───── Dataset entries ─────

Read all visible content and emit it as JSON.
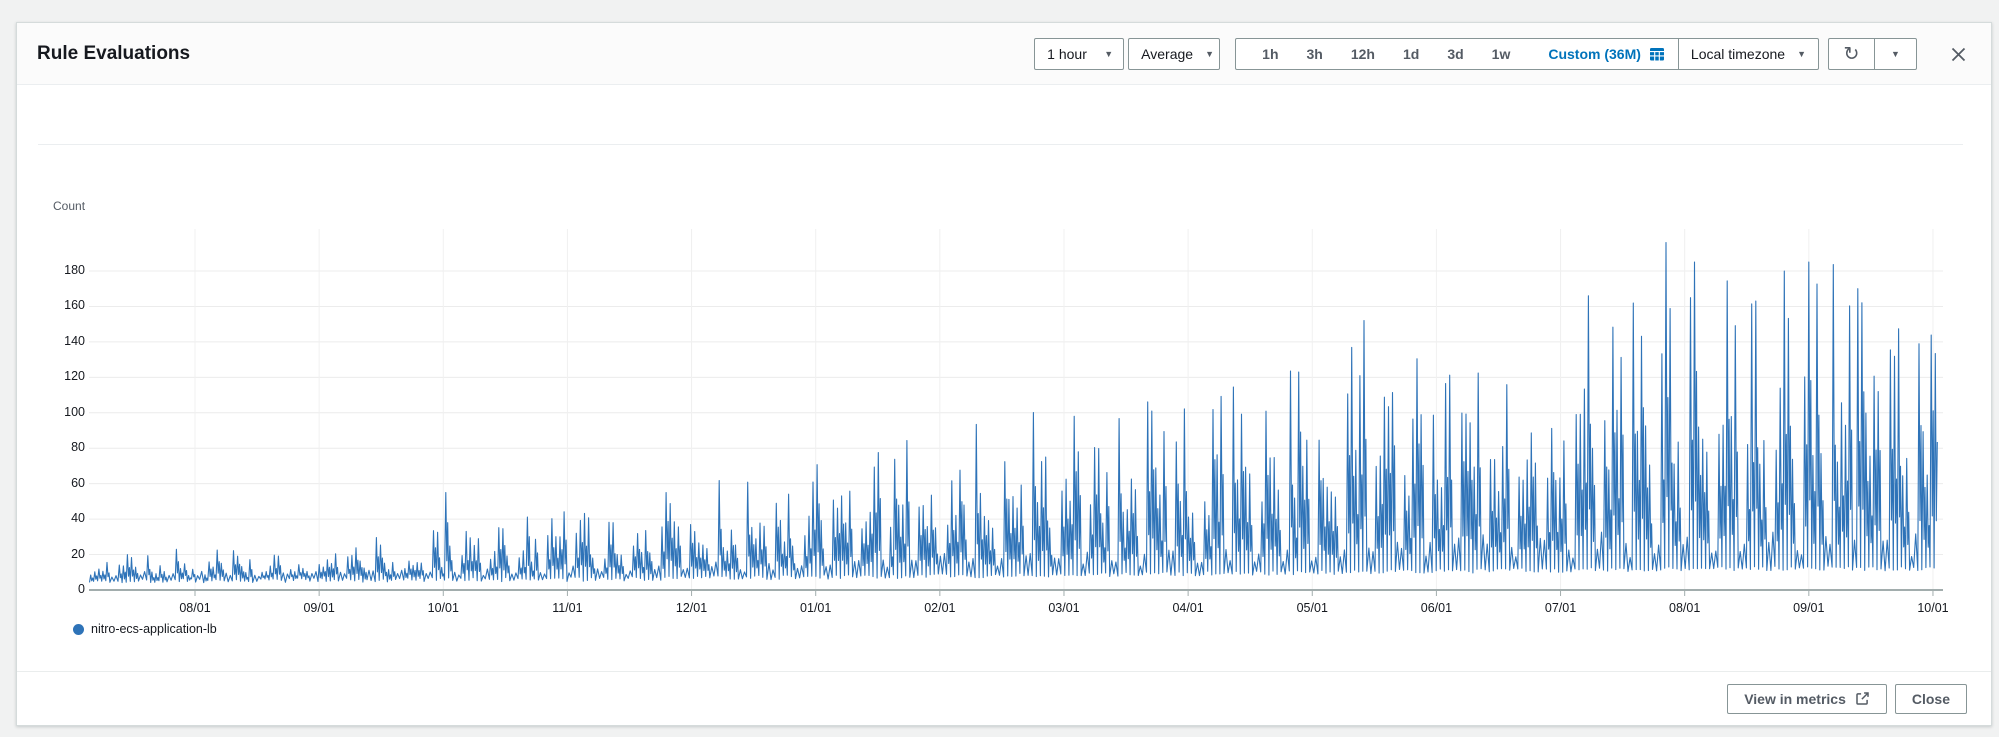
{
  "window": {
    "title": "Rule Evaluations"
  },
  "colors": {
    "accent": "#0073bb",
    "series_blue": "#2e73b8",
    "text": "#16191f",
    "muted_text": "#545b64",
    "control_border": "#879596",
    "page_background": "#f1f2f2"
  },
  "header": {
    "period_dropdown": {
      "value": "1 hour"
    },
    "statistic_dropdown": {
      "value": "Average"
    },
    "quick_ranges": [
      "1h",
      "3h",
      "12h",
      "1d",
      "3d",
      "1w"
    ],
    "custom_range_label": "Custom (36M)",
    "timezone_dropdown": {
      "value": "Local timezone"
    }
  },
  "footer": {
    "view_in_metrics_label": "View in metrics",
    "close_label": "Close"
  },
  "chart_data": {
    "type": "line",
    "title": "Rule Evaluations",
    "ylabel": "Count",
    "yticks": [
      180,
      160,
      140,
      120,
      100,
      80,
      60,
      40,
      20,
      0
    ],
    "ylim": [
      0,
      200
    ],
    "x_tick_labels": [
      "08/01",
      "09/01",
      "10/01",
      "11/01",
      "12/01",
      "01/01",
      "02/01",
      "03/01",
      "04/01",
      "05/01",
      "06/01",
      "07/01",
      "08/01",
      "09/01",
      "10/01"
    ],
    "grid": true,
    "grid_color": "#ececec",
    "vgrid_color": "#f0f0f0",
    "axis_color": "#a2adad",
    "legend_position": "bottom-left",
    "series": [
      {
        "name": "nitro-ecs-application-lb",
        "color": "#2e73b8"
      }
    ],
    "description": "Hourly rule-evaluation counts over ~15 months; strong weekday/weekend cycle; amplitude grows from ~20 to ~150 with outlier spikes.",
    "generation": {
      "seed": 1337,
      "days_per_month": 30.42,
      "months_before_first_tick": 0.85,
      "pre_start_peak": 15,
      "monthly_peak_envelope": [
        18,
        22,
        27,
        33,
        45,
        55,
        66,
        78,
        90,
        102,
        115,
        128,
        143,
        147,
        141
      ],
      "weekend_factor": 0.12,
      "base_min": 3,
      "spike_probability": 0.16,
      "spike_gain_min": 1.1,
      "spike_gain_max": 1.35,
      "spike_cap": 185,
      "notable_spikes": [
        {
          "month_offset": 2.0,
          "value": 55
        },
        {
          "month_offset": 9.4,
          "value": 152
        },
        {
          "month_offset": 11.2,
          "value": 166
        },
        {
          "month_offset": 11.85,
          "value": 196
        },
        {
          "month_offset": 12.55,
          "value": 163
        },
        {
          "month_offset": 12.8,
          "value": 180
        },
        {
          "month_offset": 13.4,
          "value": 170
        }
      ]
    }
  }
}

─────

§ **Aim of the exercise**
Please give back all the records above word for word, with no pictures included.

§ **Reply**
Read all visible content and emit it as JSON.
{
  "window": {
    "title": "Rule Evaluations"
  },
  "colors": {
    "accent": "#0073bb",
    "series_blue": "#2e73b8",
    "text": "#16191f",
    "muted_text": "#545b64",
    "control_border": "#879596",
    "page_background": "#f1f2f2"
  },
  "header": {
    "period_dropdown": {
      "value": "1 hour"
    },
    "statistic_dropdown": {
      "value": "Average"
    },
    "quick_ranges": [
      "1h",
      "3h",
      "12h",
      "1d",
      "3d",
      "1w"
    ],
    "custom_range_label": "Custom (36M)",
    "timezone_dropdown": {
      "value": "Local timezone"
    }
  },
  "footer": {
    "view_in_metrics_label": "View in metrics",
    "close_label": "Close"
  },
  "chart_data": {
    "type": "line",
    "title": "Rule Evaluations",
    "ylabel": "Count",
    "yticks": [
      180,
      160,
      140,
      120,
      100,
      80,
      60,
      40,
      20,
      0
    ],
    "ylim": [
      0,
      200
    ],
    "x_tick_labels": [
      "08/01",
      "09/01",
      "10/01",
      "11/01",
      "12/01",
      "01/01",
      "02/01",
      "03/01",
      "04/01",
      "05/01",
      "06/01",
      "07/01",
      "08/01",
      "09/01",
      "10/01"
    ],
    "grid": true,
    "grid_color": "#ececec",
    "vgrid_color": "#f0f0f0",
    "axis_color": "#a2adad",
    "legend_position": "bottom-left",
    "series": [
      {
        "name": "nitro-ecs-application-lb",
        "color": "#2e73b8"
      }
    ],
    "description": "Hourly rule-evaluation counts over ~15 months; strong weekday/weekend cycle; amplitude grows from ~20 to ~150 with outlier spikes.",
    "generation": {
      "seed": 1337,
      "days_per_month": 30.42,
      "months_before_first_tick": 0.85,
      "pre_start_peak": 15,
      "monthly_peak_envelope": [
        18,
        22,
        27,
        33,
        45,
        55,
        66,
        78,
        90,
        102,
        115,
        128,
        143,
        147,
        141
      ],
      "weekend_factor": 0.12,
      "base_min": 3,
      "spike_probability": 0.16,
      "spike_gain_min": 1.1,
      "spike_gain_max": 1.35,
      "spike_cap": 185,
      "notable_spikes": [
        {
          "month_offset": 2.0,
          "value": 55
        },
        {
          "month_offset": 9.4,
          "value": 152
        },
        {
          "month_offset": 11.2,
          "value": 166
        },
        {
          "month_offset": 11.85,
          "value": 196
        },
        {
          "month_offset": 12.55,
          "value": 163
        },
        {
          "month_offset": 12.8,
          "value": 180
        },
        {
          "month_offset": 13.4,
          "value": 170
        }
      ]
    }
  }
}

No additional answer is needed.